As you can see, my ESXi guest (32 vCPUs) has three guest VMs that are using a total of 42 vCPUs, and they're all running fine. If all of the vCPUs get busy, performance will degrade, but I don't expect that to ever happen in my lab.

I've seen discussions where people overprovision vCPUs in a ratio of up to 4:1, meaning that I could possibly allocate 128 vCPUs in my ESXi guest as long as the guest VMs aren't too busy.

Tuesday, March 16, 2021

Troubleshooting Red Hat CodeReady Containers


I've been working with Red Hat CodeReady Containers (CRC) recently, and found that I've had to look all over the place to find even the most basic troubleshooting information.

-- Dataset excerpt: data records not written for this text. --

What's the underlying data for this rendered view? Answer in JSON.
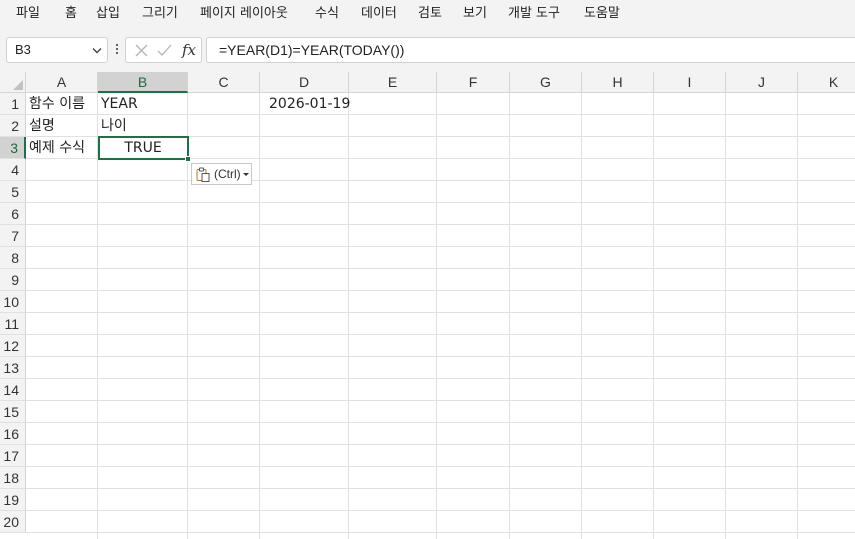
{
  "menu": [
    "파일",
    "홈",
    "삽입",
    "그리기",
    "페이지 레이아웃",
    "수식",
    "데이터",
    "검토",
    "보기",
    "개발 도구",
    "도움말"
  ],
  "formula_bar": {
    "name_box": "B3",
    "fx_label": "fx",
    "formula": "=YEAR(D1)=YEAR(TODAY())"
  },
  "sheet": {
    "columns": [
      "A",
      "B",
      "C",
      "D",
      "E",
      "F",
      "G",
      "H",
      "I",
      "J",
      "K"
    ],
    "rows": [
      "1",
      "2",
      "3",
      "4",
      "5",
      "6",
      "7",
      "8",
      "9",
      "10",
      "11",
      "12",
      "13",
      "14",
      "15",
      "16",
      "17",
      "18",
      "19",
      "20"
    ],
    "selected_cell": "B3",
    "cells": {
      "A1": "함수 이름",
      "B1": "YEAR",
      "D1": "2026-01-19",
      "A2": "설명",
      "B2": "나이",
      "A3": "예제 수식",
      "B3": "TRUE"
    }
  },
  "paste_options": {
    "label": "(Ctrl)"
  },
  "colors": {
    "accent": "#1e7145",
    "header_bg": "#f3f3f3",
    "gridline": "#e1e1e1"
  }
}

For example, here is the link to the Troubleshooting chapter of the official documentation. Go read it. If you don't think you have time, you're wrong. It will take you about 30 seconds. I'm writing this post to provide a little information that I've found to be useful. It's certainly not everything you need, but it's enough to get you pretty far, and it is infinitely more information than in the link above.

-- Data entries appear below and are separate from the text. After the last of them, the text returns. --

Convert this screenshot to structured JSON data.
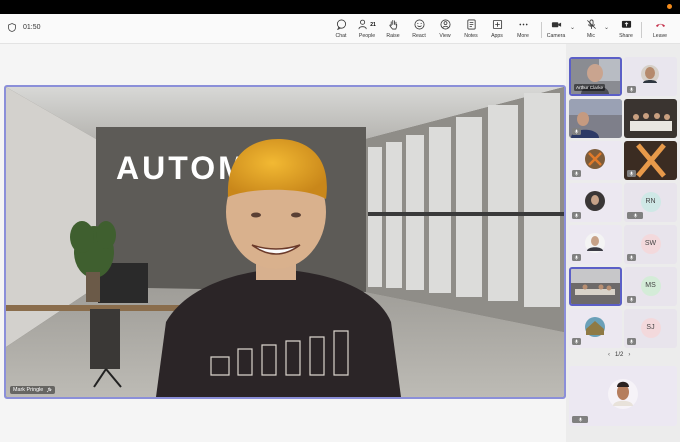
{
  "meeting": {
    "timer": "01:50"
  },
  "toolbar": {
    "chat": "Chat",
    "people": "People",
    "people_count": "21",
    "raise": "Raise",
    "react": "React",
    "view": "View",
    "notes": "Notes",
    "apps": "Apps",
    "more": "More",
    "camera": "Camera",
    "mic": "Mic",
    "share": "Share",
    "leave": "Leave"
  },
  "stage": {
    "speaker": "Mark Pringle",
    "wall_text": "AUTOMO  X"
  },
  "sidebar": {
    "tiles": [
      {
        "type": "video",
        "name": "Arthur Clarke"
      },
      {
        "type": "video"
      },
      {
        "type": "video"
      },
      {
        "type": "video"
      },
      {
        "type": "video"
      },
      {
        "type": "video"
      },
      {
        "type": "video"
      },
      {
        "type": "initials",
        "initials": "RN"
      },
      {
        "type": "video"
      },
      {
        "type": "initials",
        "initials": "SW"
      },
      {
        "type": "video"
      },
      {
        "type": "initials",
        "initials": "MS"
      },
      {
        "type": "video"
      },
      {
        "type": "initials",
        "initials": "SJ"
      }
    ],
    "page": "1/2"
  },
  "colors": {
    "accent": "#5b5fc7",
    "leave": "#c4314b",
    "notify": "#f28b1c"
  }
}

Here is a diagram that shows my configuration for CRC:

Other than the memory and CPU specs, this is a pretty common configuration for CRC. 

When troubleshooting CRC, your Physical Host Machine and your virtualization software (VMWare Workstation 16 Pro in my case) don't really come into the picture too much. They generally do their job and are transparent to what you're doing, so I'm not touching on those. The systems you're actually going to look ar are your Guest VM, crc VM, and crc pods.

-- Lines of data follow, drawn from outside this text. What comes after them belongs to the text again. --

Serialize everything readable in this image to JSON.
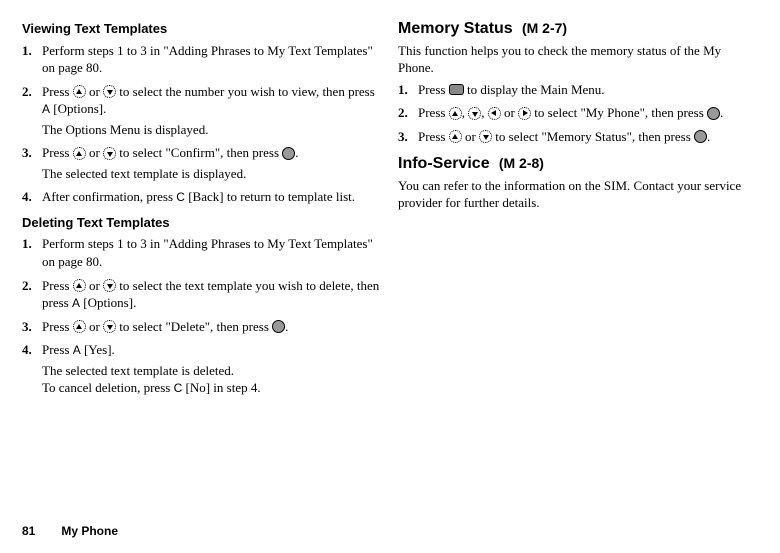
{
  "left": {
    "viewing": {
      "title": "Viewing Text Templates",
      "steps": [
        {
          "num": "1.",
          "text": "Perform steps 1 to 3 in \"Adding Phrases to My Text Templates\" on page 80."
        },
        {
          "num": "2.",
          "pre": "Press ",
          "or": " or ",
          "post1": " to select the number you wish to view, then press ",
          "key1": "A",
          "post2": " [Options].",
          "followup": "The Options Menu is displayed."
        },
        {
          "num": "3.",
          "pre": "Press ",
          "or": " or ",
          "post1": " to select \"Confirm\", then press ",
          "dot": ".",
          "followup": "The selected text template is displayed."
        },
        {
          "num": "4.",
          "pre": "After confirmation, press ",
          "key1": "C",
          "post1": " [Back] to return to template list."
        }
      ]
    },
    "deleting": {
      "title": "Deleting Text Templates",
      "steps": [
        {
          "num": "1.",
          "text": "Perform steps 1 to 3 in \"Adding Phrases to My Text Templates\" on page 80."
        },
        {
          "num": "2.",
          "pre": "Press ",
          "or": " or ",
          "post1": " to select the text template you wish to delete, then press ",
          "key1": "A",
          "post2": " [Options]."
        },
        {
          "num": "3.",
          "pre": "Press ",
          "or": " or ",
          "post1": " to select \"Delete\", then press ",
          "dot": "."
        },
        {
          "num": "4.",
          "pre": "Press ",
          "key1": "A",
          "post1": " [Yes].",
          "followup1": "The selected text template is deleted.",
          "followup2a": "To cancel deletion, press ",
          "key2": "C",
          "followup2b": " [No] in step 4."
        }
      ]
    }
  },
  "right": {
    "memory": {
      "title": "Memory Status",
      "mcode": "(M 2-7)",
      "intro": "This function helps you to check the memory status of the My Phone.",
      "steps": [
        {
          "num": "1.",
          "pre": "Press ",
          "post": " to display the Main Menu."
        },
        {
          "num": "2.",
          "pre": "Press ",
          "c1": ", ",
          "c2": ", ",
          "or": " or ",
          "post1": " to select \"My Phone\", then press ",
          "dot": "."
        },
        {
          "num": "3.",
          "pre": "Press ",
          "or": " or ",
          "post1": " to select \"Memory Status\", then press ",
          "dot": "."
        }
      ]
    },
    "info": {
      "title": "Info-Service",
      "mcode": "(M 2-8)",
      "intro": "You can refer to the information on the SIM. Contact your service provider for further details."
    }
  },
  "footer": {
    "page": "81",
    "section": "My Phone"
  }
}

Guest VM

What I'm calling the Guest VM is the system on which you've downloaded and plan to run CRC. So in your case, this could actually be your laptop. But Guest VM is what I'm calling it. This is where most of your troubleshooting will be done if you're having problems getting the crc VM to start, which is what I have encountered most often. I am using libvirt, KVM, and qemu, which is the default/normal configuration on Linux. Information on how these three components work together can be found at this link.

crc VM log file

The most important file to know about is the crc VM log file created by qemu. That file is:


This is the console output of the crc VM, so it will show you exactly what's happening in the VM as it is booting up.

virsh command

The virsh command is included in the libvirt package. This command allows you to interact with libvirt/KVM/qemu VMs on your system, like the crc VM. The important thing to note is that you need to run this command as root. As root, you can run the following command to see a list of all VMs running:

virsh list --all

virsh is a complete terminal environment, with tons of additional commands that can be run interactively. 


I actually found this before I found the above log file. Now that I know the location of the log file, I've found that this tool isn't as useful, but I wanted to include it anyway.

Install virt-manager on your Guest VM with yum. You can then launch it with the command virt-manager, which will bring up the application window:

You can then click on the crc VM to see the console. There is no way to actually log into the crc VM because you can only log in via the core user's private key (shown later). Googling around, I see that password access has been requested/suggested, but there appears to be no plan to implement it at this time.

crc VM

crc pods log files

If the crc VM is up and running, you can ssh into it with this command:

ssh -i ~/.crc/machines/crc/id_ecdsa core@api.crc.testing

Once inside the crc VM, you can cd to /var/log/pods and you will see one log file for each pod created.

That's all for now

As I said in the beginning, I just included a few tools, but this is more than in the product documentation. CRC and OpenShift are really complex frameworks that rely on tons of components like libvirt, Kubernetes, and tons of other complex components. It is understandable why it's so hard to troubleshoot. However, I personally believe that the development team could include more logging information in the web console itself so that users/operators of the system have access to the data without having to separately open a terminal window.